The Abraham cycle links the promise of land and a son to a series of covenants, or formal agreements, between Yahweh and Abraham. In Gen 12 and 15, they are free gifts of God, very much like the royal grants of kings to favourite courtiers. In Gen 17, it uses the language of mutual obligation treaties more typical of the Sinai covenant in Ex 19-24. To stress the importance of this theme, God announces his promise in the very first scene (Gen 12:2-3):
I will make of you a great nation; I will bless you and make your name great so that you will become a blessing. I will bless those who bless you, and curse those who curse you. And all the peoples of the earth shall bless themselves in you.
The sense of the promise in this passage is very broad. Abraham will become a great nation, implying great numbers and large territory, and other nations will be subject to this nation’s fortunes so that they will pray for a blessing as Abraham had been blessed. It is made concrete and specific in later statements by God:
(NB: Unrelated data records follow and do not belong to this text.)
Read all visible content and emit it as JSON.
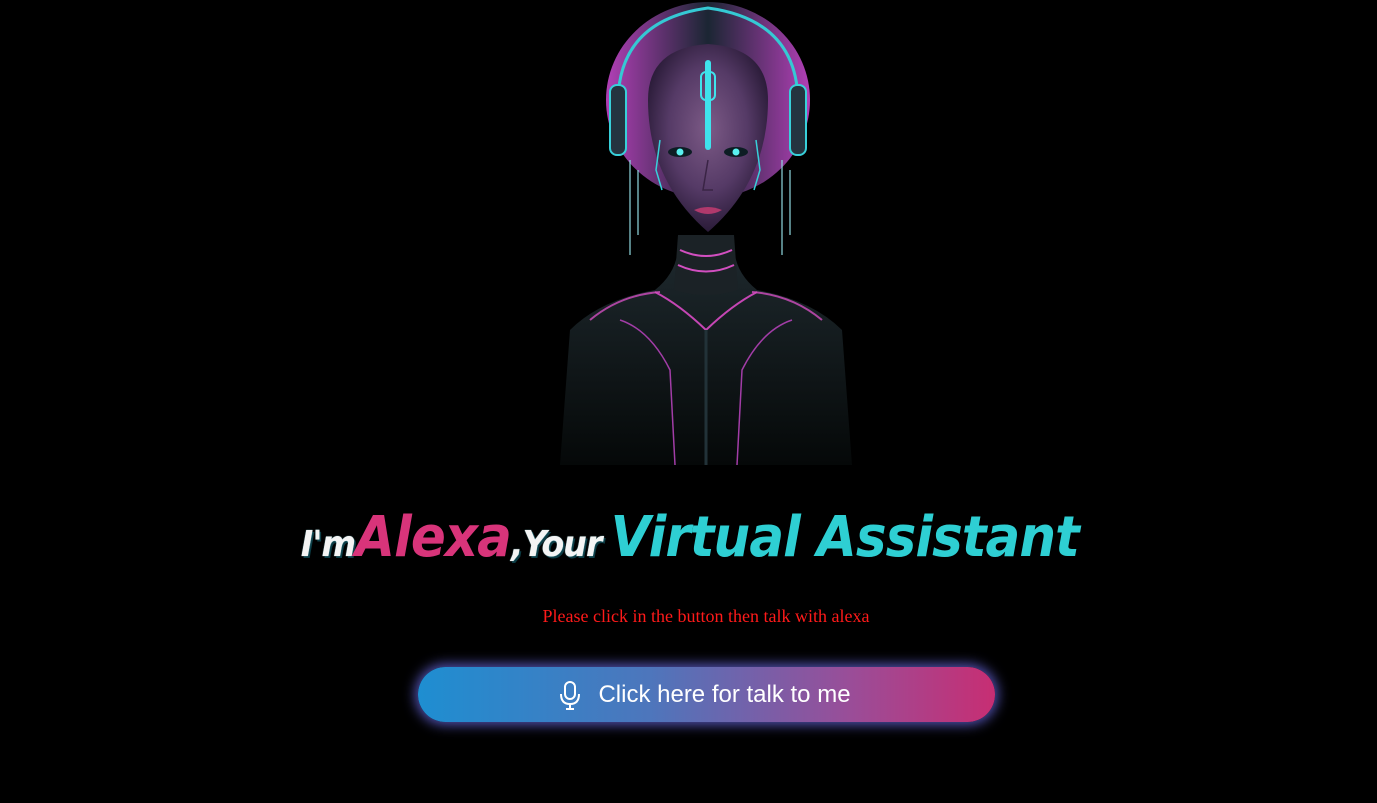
{
  "avatar": {
    "icon": "cyber-woman-avatar-illustration"
  },
  "headline": {
    "im": "I'm ",
    "name": "Alexa",
    "your": ",Your ",
    "role": "Virtual Assistant"
  },
  "instruction": "Please click in the button then talk with alexa",
  "talk_button": {
    "label": "Click here for talk to me",
    "icon": "microphone-icon"
  },
  "colors": {
    "background": "#000000",
    "name_pink": "#d8347a",
    "role_cyan": "#2ecfd3",
    "instruction_red": "#ff1a1a",
    "button_gradient_start": "#1e8ed1",
    "button_gradient_end": "#c72e73"
  }
}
Gen 12:7 “To your descendants I will give this land.”
Gen 13:15 “All the land which you see I will give to you and your seed forever.”
Gen 15:5 “Look at the heavens and count the stars if you can. So shall your descendants be.”
Gen 17:4 “You shall be the father of a multitude of nations.”
Gen 18:18 “Abraham shall surely become a great and powerful nation, and all the nations of the earth will be blessed through him.”
All these promises are given to Abraham in theophany, which literally means an “appearance of God,” an overwhelming personal experience of God’s presence that affects the whole direction and quality of a person’s life. Let’s look at two of these scenes in detail, one from the older J and E epic, and the second from P.
Gen 15:1-21 contains many very primitive details, including the cutting of the animals in two and passing fire through them to consume them as an offering to God. There is a similar ceremony in the Mari letters of the 18th cent. BCE in Mesopotamia:
I sent that message to Bina-Ishtar, and she replied as follows: “I have killed that ass with Qarni-Lim, and thus I spoke to Qarni-Lim under the oath of the gods: ‘If you despise Zimri-Lim and his armies, I will turn to the side of your adversaries.’”
But the early part of Gen 15 is heavily theological with its reflections on the promises made to Abraham. Source critics have detected the hand of J in the frequent use of the name Yahweh, but also of E in mention of the Amorites in v.16, the theme of “fear not” in v.1 and the hints that Abraham is a prophetic figure in the use of the formula, “the word of the Lord came to Abraham,” in vv.1 and 4. There are other signs that this is not just an old tradition handed down. V.13 refers to the full period of Israelite residence in Egypt as 400 years, and so comes from the hands of the J or E editors themselves.
In its present form, the chapter expands the promise from a hope for an heir to a further promise of land, and stresses the total act of faith that Abraham made in this promise that would not be fulfilled until centuries after his death. The detailed covenant scene confirms what God’s word and Abraham’s faith in that word have already sealed. Indeed the very words of God’s promise in vv.5 and 18 are repeated by Moses to God on Mount Sinai in Ex 32:13. Thus the whole of Gen 15 becomes a prediction and preparation for the Sinai covenant. The words of God are not meant as a fake prophecy, but are basically due to the story-telling technique of J, which favours incidents that foreshadow the events of the exodus and after. By means of such hints, he ties the stories of Abraham, Isaac, Jacob and Joseph to the later traditions of the exodus, Sinai and life in the promised land.
The second major covenant scene comes from the hand of P in ch.17. God appears once more and renews his covenant with Abraham. This time there are no colourful ceremonies, nor is there any dialogue between God and Abraham. God speaks solemnly as El Shaddai, the God of majesty, and echoes in v.6 the theme of blessing from Gen 1:
I will make you a father of many nations. I will make you very fruitful; I will bring nations out of you, and kings shall descend from you. I will establish my covenant between you and me and your descendants after you for all generations as an everlasting covenant to be your God and the God of your descendants after you. (Gen 17:5-7)
God’s words stress that the covenant will last through the times of the kings and never leave Israel. This, too, is the view of P, who wrote with a long view of history. Living in the time of exile, P offers the reassurance that the covenant remains in effect despite changing fortunes and even loss of the land. The author goes on in the rest of ch.17 to explain how the rite of circumcision will be a sign of the covenant.
P is thus able to present a way of keeping the covenant that does not require an independent state to live in or even temple buildings to worship in. We know that the practice of circumcision was very important to Judaism after the Babylonian exile of the 6th cent. as a sign of membership in the community. P in this chapter manages to bring together the promise and covenant themes from a later perspective than J but one which stresses the same message: what God did for Abraham was only a foretaste of what he would do even more completely later.